So many geographic factors shape Mexico. It ranks seventh in countries in the world according to known oil resources, producing 3.2 million barrels a day in 2008, exporting 44%, for about $50 billion USD income a year. But its known reserves will be exhausted in ten years at current rates of extraction.
More than a hundred maps, graphs, charts and text boxes show concretely how Mexico divides itself geographically, even in religion. A band across Zacatecas to Michoacan includes the highest percentage of Roman Catholics, some 95% of the population in that area, while less than 75% of the population in southeast mexico, from Chiapas to Quintana Roo, calls itself Roman Catholic.
To help develop agriculture in the more desert north, President Obregon gave tax concessions, freedom of worship and exemption from military service to some 3,000 Mennonite families of German and Russian descent.
They came down from Canada in 1922 and turned much of that region into workable dairy farms, producing in particular Mennonite cheese similar to the yellow cheddar they'd produced in Canada. (Most of Mexico's cheeses are white.)

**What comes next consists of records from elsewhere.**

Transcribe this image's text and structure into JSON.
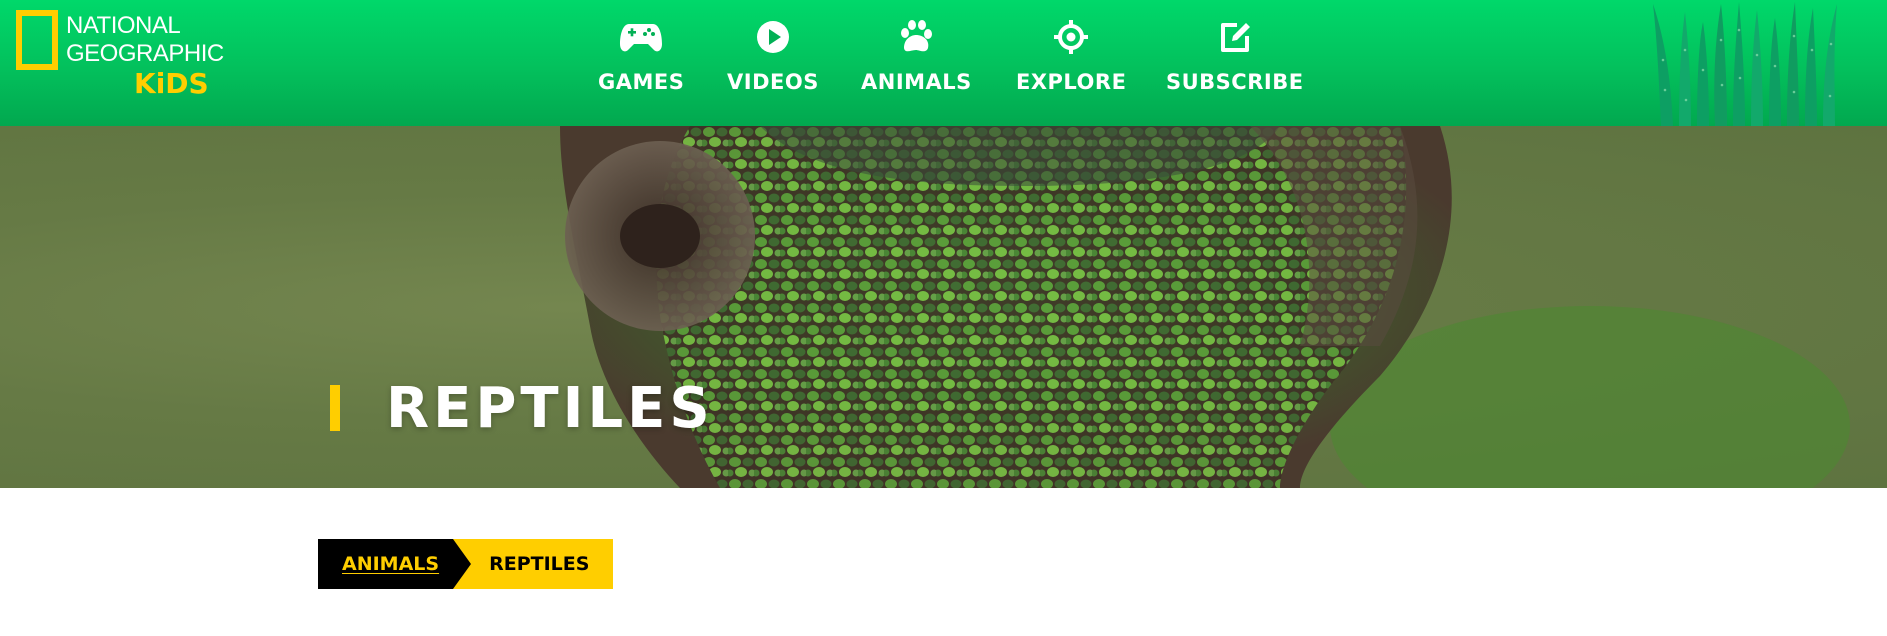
{
  "logo": {
    "line1": "NATIONAL",
    "line2": "GEOGRAPHIC",
    "line3": "KiDS"
  },
  "nav": {
    "items": [
      {
        "label": "GAMES",
        "icon": "gamepad-icon"
      },
      {
        "label": "VIDEOS",
        "icon": "play-icon"
      },
      {
        "label": "ANIMALS",
        "icon": "paw-icon"
      },
      {
        "label": "EXPLORE",
        "icon": "crosshair-icon"
      },
      {
        "label": "SUBSCRIBE",
        "icon": "edit-icon"
      }
    ]
  },
  "hero": {
    "title": "REPTILES"
  },
  "breadcrumb": {
    "parent": "ANIMALS",
    "current": "REPTILES"
  },
  "colors": {
    "header_green": "#00d86a",
    "accent_yellow": "#ffce00",
    "breadcrumb_black": "#000000"
  }
}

Mormons were drawn to the Chihuahua area and today they make up more than a million people throughout Mexico, up from a quarter million in 1980. Seventh Day Adventists and Jehovah's Witnesses are other fast-growing religions this book calls "Biblical, not evangelical" non-Catholics. The evangelical Protestant groups are making strongest headway in southern Mexico.

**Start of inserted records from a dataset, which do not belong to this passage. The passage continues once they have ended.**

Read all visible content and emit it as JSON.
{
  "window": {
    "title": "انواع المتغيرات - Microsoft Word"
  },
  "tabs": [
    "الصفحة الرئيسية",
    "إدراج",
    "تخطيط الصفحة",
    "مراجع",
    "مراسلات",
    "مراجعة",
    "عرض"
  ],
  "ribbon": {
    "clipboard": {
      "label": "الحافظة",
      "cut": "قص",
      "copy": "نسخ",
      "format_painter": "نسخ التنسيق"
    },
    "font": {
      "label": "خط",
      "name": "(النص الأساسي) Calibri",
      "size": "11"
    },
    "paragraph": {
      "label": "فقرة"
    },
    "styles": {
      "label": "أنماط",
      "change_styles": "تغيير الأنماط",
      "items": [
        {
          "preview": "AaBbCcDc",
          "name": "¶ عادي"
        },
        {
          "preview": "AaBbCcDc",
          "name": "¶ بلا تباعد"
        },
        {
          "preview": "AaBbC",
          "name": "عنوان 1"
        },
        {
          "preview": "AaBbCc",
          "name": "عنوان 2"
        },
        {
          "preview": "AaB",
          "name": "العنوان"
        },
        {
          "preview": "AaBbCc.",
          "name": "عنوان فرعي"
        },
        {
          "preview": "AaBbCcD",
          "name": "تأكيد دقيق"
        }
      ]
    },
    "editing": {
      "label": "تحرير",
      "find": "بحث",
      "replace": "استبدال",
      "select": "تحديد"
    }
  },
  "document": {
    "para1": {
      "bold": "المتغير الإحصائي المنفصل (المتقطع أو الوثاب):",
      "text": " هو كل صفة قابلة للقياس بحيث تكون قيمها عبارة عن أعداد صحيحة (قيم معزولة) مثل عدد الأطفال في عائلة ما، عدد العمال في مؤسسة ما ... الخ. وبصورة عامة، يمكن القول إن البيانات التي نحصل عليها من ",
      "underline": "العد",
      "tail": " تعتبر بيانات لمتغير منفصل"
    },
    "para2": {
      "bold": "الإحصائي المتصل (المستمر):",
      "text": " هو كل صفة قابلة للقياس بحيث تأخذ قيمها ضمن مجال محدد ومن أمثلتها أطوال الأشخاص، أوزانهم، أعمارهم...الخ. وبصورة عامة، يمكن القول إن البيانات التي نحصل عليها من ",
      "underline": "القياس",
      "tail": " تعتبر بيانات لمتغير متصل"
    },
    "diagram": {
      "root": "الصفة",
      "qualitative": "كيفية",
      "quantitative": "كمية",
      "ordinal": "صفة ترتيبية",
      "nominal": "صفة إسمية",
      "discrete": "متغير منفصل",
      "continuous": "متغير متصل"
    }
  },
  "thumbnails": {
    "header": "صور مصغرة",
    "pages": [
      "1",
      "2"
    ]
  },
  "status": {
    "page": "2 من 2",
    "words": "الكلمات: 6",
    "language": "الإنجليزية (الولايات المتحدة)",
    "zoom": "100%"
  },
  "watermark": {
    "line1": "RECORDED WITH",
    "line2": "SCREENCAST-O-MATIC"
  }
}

This book even examines the influences of geography with major cities, particularly Mexico City which was the Aztec capital of Tenochtitlan built on an island. Spaniards imposed European ideas of how a city should be laid out upon colonial cities, while cities like Monterrey which were not so much Spanish influenced grew along their own natural geographic patterns.
The Spanish interfered with natural development in so many ways, including importing as many as 200,000 slaves from Africa during colonial times. They were heartier and lived a little longer working in the mines.
Blacks outnumbered Spaniards in Mexico until after 1810. Mexico outlawed slavery in 1829, while the US kept slavery legal until 1865. Some 4,000 escaped US slaves settled in Mexico, given land concessions to encourage development of some areas.
Every page of this thoroughly researched and documented book contains valuable information for anyone who seeks to understand Mexico, not just its political history but the even deeper geographic forces which have made it what it is today.
And the book is highly readable as well, bearing no resemblance to the geography textbooks that turned most of us off of the subject in school.
Richard Rhoda is a PhD geographer, university instructor and author who has headed international aid and environmental programs in Asia, Africa and Latin America. He has lived in Ajijic, Mexico since 1999.
Co-author Canadian Tony Burton, formerly of Ajijic, is a Fellow of the Royal Geographical Society and edited the Lloyd Mexican Economic Report for 12 years. He was chief Examiner in Geography for the International Baccalaureate Organization. He authored two previous books on Mexico and is a moderator on [...].
I recommend Geo-Mexico highly to anyone who wants to understand Mexico and move beyond the stereotypes and superficialities that have done it a grave disservice.
Carol Schmidt, [...]